Hepatitis B Causes & Symptoms + 6 Natural Treatments
It is estimated that over 300 million people are living with hepatitis B. In 2015, it resulted in 887,000 deaths worldwide. Although many people with hepatitis B don’t experience any symptoms, it’s a chronic infection that can lead to severe liver conditions like cirrhosis and liver cancer. The scary part is that it is 50–100 times more infectious than HIV. It’s also more infectious than hepatitis C. Both hepatitis B and C are transmitted through infected blood, but hepatitis A is transmitted through infected fecal matter. The virus can live outside of the body for many days and infect you unknowingly. That’s why people at risk of acquiring hepatitis B should be screened. That way those infected can limit the spread of the virus. (1, 2)
There is no cure for hepatitis B. But there are natural ways to support your immune system and reduce your risk of developing a chronic infection. There are also remedies for relieving the symptoms of acute hepatitis B, which for some people can last for months.
What Is Hepatitis B?
Hepatitis B is a potentially life-threatening viral infection that affects the liver. The infection can lead to acute or chronic liver disease, or even death. Approximately 1,800 people die every year from hepatitis B-related liver disease. The hepatitis B virus is a member of the Hepadnaviridae family. It’s a small DNA virus that has unusual features, similar to retroviruses like HIV. The virus is able to persist in infected cells, allowing it to replicate and cause a chronic condition.
The danger of hepatitis B is that an acute infection can become chronic and lead to a wide spectrum of liver disease, including cirrhosis and liver cancer (hepatocellular carcinoma).
Hepatitis B Signs & Symptoms

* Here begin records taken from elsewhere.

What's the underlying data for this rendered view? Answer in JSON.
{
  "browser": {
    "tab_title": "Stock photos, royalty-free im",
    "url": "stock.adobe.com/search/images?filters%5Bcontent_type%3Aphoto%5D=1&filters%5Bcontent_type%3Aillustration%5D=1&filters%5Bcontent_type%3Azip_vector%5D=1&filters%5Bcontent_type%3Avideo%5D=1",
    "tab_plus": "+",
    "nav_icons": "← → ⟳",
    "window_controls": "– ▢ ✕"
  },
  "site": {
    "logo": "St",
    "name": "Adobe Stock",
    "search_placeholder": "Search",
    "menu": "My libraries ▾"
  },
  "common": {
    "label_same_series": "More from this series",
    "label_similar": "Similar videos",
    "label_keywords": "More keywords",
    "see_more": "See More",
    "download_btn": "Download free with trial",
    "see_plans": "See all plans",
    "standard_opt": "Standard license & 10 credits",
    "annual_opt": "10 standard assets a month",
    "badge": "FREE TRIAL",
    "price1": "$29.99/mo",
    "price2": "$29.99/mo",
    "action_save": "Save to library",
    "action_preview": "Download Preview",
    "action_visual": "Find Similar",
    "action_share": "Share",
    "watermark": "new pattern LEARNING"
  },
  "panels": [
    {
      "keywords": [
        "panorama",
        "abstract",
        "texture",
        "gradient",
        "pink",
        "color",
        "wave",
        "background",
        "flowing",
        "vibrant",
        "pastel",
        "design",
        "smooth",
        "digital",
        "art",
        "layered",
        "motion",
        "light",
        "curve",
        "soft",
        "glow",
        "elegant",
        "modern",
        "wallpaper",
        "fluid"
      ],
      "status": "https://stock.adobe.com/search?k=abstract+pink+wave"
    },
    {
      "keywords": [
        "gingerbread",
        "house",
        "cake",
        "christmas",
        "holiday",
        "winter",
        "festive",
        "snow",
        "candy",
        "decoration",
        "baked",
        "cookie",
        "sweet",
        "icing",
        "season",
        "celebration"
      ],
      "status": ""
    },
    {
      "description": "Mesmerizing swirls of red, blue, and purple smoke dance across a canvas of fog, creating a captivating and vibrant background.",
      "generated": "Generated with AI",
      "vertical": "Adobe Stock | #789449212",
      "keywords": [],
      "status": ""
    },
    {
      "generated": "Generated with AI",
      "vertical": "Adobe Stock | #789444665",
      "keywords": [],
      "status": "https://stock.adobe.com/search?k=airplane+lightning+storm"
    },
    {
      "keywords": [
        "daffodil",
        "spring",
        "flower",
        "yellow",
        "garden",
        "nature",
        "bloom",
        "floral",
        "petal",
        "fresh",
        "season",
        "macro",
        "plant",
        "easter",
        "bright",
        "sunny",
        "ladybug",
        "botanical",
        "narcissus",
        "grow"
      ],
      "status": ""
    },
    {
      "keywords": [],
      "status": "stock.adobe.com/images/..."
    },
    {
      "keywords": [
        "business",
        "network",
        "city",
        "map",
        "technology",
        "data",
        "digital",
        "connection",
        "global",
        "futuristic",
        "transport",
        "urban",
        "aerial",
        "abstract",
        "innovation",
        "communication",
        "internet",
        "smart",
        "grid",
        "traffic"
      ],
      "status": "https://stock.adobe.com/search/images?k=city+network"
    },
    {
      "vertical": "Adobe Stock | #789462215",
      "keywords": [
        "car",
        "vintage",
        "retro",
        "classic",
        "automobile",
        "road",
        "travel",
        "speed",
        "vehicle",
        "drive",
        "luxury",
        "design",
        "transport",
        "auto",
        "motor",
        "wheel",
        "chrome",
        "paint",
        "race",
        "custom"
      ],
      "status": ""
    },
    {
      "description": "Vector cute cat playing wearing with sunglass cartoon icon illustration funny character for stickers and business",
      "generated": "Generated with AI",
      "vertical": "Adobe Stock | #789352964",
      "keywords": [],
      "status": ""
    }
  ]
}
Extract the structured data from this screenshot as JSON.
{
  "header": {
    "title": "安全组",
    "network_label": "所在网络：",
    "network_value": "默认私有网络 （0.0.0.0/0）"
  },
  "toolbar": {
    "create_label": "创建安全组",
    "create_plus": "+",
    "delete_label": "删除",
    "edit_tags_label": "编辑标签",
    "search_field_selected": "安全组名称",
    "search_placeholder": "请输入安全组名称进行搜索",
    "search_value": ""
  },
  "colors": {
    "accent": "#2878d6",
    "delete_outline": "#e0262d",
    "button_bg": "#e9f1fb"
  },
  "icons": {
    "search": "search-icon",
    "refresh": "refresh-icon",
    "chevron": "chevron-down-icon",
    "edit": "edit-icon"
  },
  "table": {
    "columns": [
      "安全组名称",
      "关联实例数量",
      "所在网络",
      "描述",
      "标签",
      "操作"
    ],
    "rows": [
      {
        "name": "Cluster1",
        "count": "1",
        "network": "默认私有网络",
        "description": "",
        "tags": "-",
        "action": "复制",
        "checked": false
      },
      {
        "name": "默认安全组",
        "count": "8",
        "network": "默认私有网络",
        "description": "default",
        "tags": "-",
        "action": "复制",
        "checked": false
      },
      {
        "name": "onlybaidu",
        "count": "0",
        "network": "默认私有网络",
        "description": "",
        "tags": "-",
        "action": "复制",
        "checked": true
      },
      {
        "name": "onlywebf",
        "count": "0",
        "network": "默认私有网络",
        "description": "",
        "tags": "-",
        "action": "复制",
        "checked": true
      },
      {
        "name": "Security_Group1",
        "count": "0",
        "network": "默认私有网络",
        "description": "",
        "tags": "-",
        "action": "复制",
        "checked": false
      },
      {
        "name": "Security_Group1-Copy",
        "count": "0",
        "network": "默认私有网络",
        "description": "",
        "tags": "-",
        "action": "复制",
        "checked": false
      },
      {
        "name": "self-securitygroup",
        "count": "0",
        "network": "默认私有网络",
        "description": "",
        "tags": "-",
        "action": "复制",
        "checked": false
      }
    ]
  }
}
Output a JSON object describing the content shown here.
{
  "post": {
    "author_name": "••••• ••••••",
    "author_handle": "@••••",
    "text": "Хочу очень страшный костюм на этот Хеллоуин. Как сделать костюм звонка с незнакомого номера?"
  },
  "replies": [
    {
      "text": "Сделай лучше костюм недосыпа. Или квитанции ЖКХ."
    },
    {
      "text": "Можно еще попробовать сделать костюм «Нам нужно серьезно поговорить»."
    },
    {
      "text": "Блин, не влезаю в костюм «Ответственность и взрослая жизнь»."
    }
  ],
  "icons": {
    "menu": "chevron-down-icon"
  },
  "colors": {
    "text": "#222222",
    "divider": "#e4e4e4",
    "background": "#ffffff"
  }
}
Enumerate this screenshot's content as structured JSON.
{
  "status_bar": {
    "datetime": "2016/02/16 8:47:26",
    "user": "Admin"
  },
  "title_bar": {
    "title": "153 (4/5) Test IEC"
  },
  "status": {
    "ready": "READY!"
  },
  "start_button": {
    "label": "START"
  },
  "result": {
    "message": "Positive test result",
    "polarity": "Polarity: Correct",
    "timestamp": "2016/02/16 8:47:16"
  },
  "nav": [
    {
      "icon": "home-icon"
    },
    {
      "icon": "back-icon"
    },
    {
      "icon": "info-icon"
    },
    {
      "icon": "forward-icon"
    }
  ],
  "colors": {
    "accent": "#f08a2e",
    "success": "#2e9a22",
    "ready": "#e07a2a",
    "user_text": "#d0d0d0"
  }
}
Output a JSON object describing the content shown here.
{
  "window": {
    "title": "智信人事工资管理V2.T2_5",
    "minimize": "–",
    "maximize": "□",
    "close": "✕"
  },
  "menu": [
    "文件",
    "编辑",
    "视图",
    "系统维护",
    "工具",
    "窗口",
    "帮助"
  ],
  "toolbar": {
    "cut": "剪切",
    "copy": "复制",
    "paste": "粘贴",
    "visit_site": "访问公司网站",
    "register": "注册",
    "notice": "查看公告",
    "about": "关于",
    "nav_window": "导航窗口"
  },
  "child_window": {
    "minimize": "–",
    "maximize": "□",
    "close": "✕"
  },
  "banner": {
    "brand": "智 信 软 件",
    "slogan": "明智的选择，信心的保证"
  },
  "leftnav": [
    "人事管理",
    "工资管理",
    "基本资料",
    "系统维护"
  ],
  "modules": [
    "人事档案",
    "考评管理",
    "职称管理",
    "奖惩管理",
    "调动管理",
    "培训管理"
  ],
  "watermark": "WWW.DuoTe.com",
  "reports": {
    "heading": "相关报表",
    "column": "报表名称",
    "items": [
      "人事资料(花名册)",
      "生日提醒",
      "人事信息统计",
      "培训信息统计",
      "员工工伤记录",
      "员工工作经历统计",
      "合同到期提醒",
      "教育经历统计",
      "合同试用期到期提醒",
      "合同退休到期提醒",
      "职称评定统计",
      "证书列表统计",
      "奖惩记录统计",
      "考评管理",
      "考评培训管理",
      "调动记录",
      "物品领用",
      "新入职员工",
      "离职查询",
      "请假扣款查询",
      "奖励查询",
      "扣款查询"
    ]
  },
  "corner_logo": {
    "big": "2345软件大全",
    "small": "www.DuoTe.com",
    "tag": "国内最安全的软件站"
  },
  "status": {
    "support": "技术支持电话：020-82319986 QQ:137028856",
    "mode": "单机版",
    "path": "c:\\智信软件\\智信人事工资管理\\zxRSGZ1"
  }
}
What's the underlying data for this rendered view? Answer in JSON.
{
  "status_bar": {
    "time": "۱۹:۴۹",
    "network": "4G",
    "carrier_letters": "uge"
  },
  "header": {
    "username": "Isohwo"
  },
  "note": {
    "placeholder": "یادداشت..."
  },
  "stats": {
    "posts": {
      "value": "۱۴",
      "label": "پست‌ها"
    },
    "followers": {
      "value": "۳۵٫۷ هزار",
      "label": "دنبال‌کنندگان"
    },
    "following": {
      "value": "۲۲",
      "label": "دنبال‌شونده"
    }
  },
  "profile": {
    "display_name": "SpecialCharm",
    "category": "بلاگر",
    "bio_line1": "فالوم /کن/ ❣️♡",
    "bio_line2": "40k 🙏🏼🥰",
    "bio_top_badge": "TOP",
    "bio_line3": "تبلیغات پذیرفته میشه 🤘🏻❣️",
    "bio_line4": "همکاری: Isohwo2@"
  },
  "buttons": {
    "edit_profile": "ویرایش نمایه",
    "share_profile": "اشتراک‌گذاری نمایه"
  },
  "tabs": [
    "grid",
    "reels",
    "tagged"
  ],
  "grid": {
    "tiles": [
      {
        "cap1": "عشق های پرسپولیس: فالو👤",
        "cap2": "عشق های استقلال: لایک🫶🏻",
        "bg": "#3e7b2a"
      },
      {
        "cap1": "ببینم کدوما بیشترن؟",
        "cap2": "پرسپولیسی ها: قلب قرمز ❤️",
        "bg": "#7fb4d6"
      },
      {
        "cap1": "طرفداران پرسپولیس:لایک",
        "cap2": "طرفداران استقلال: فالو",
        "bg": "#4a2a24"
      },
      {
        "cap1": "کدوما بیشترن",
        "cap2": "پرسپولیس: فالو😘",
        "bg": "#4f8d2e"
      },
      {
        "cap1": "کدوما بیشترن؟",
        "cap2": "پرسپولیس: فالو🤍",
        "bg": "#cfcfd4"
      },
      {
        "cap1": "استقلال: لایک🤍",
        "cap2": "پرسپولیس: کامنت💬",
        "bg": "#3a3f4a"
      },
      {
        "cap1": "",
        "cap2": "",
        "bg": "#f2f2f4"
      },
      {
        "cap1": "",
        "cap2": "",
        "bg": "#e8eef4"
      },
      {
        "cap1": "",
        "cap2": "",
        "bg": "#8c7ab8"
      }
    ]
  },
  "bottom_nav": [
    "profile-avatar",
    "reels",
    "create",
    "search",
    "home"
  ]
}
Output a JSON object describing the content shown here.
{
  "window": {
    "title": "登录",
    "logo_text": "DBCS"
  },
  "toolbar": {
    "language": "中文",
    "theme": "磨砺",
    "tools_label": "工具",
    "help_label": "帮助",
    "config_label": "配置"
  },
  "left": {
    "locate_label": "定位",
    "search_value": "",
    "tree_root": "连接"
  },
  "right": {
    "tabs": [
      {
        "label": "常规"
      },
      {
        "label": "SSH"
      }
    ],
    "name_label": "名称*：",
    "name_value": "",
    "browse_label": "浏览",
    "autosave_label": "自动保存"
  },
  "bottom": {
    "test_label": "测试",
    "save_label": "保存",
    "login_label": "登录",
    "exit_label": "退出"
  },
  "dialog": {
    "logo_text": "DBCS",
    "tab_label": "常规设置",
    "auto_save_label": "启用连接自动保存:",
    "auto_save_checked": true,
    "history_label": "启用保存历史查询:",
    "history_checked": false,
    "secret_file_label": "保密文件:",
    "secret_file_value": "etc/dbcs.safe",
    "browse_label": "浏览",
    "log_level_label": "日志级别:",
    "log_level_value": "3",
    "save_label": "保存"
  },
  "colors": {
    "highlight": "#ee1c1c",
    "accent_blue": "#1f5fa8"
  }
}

Most people (about two-thirds) with acute hepatitis B experience no symptoms. But some, especially adults and children over the age of 5, develop symptoms that can last for several weeks. Approximately one-third of adults with acute hepatitis B will experience symptoms. They usually develop two to five months after exposure to the virus. The most common symptoms of acute hepatitis B include: (3, 4)
- extreme fatigue
- stomach pain (especially the upper right quadrant)
- loss of appetite
- joint pain
- muscle soreness
- dark urine
- light-colored stools
- jaundice (yellowing of the skin and eyes)
Symptoms of hepatitis B usually last a few weeks. But people can experience symptoms for as long as six months. People with chronic hepatitis B are unable to clear the virus. They may experience ongoing symptoms or live symptom-free for many years. The likelihood of the infection becoming a chronic condition depends on the age at which a person is infected. Children infected with the virus before the age of six are more likely to develop chronic hepatitis B. Research shows that 80 percent to 90 percent of infants infected with hepatitis B during their first year of life will go on to develop chronic infections. And 30 percent to 50 percent of children infected before the age of 6 will develop chronic hepatitis B. This is compared to less than 5 percent of otherwise healthy adults who develop a chronic infection. (5, 6)
Among those who do have chronic hepatitis B, 15 percent to 30 percent develop serious liver conditions, like liver cancer or cirrhosis. The type of liver cancer hepatitis B causes is hepatocellular carcinoma. Unlike other types of liver cancers that start in another organ of the body and spread to the liver, this type of cancer starts in the liver. It’s usually caused by long-term liver damage.
Cirrhosis is a serious disease that occurs when scar tissue develops in the liver. This scarring becomes so severe that the liver no longer functions properly. This impacts some of the body’s most essential processes, like blood flow, the elimination of toxins and waste, and the digestion of essential nutrients. According to research conducted at the National Institute of Diabetes and Digestive and Kidney Diseases, for those with severe chronic hepatitis and cirrhosis, the five year survival rate is about 50 percent. (7)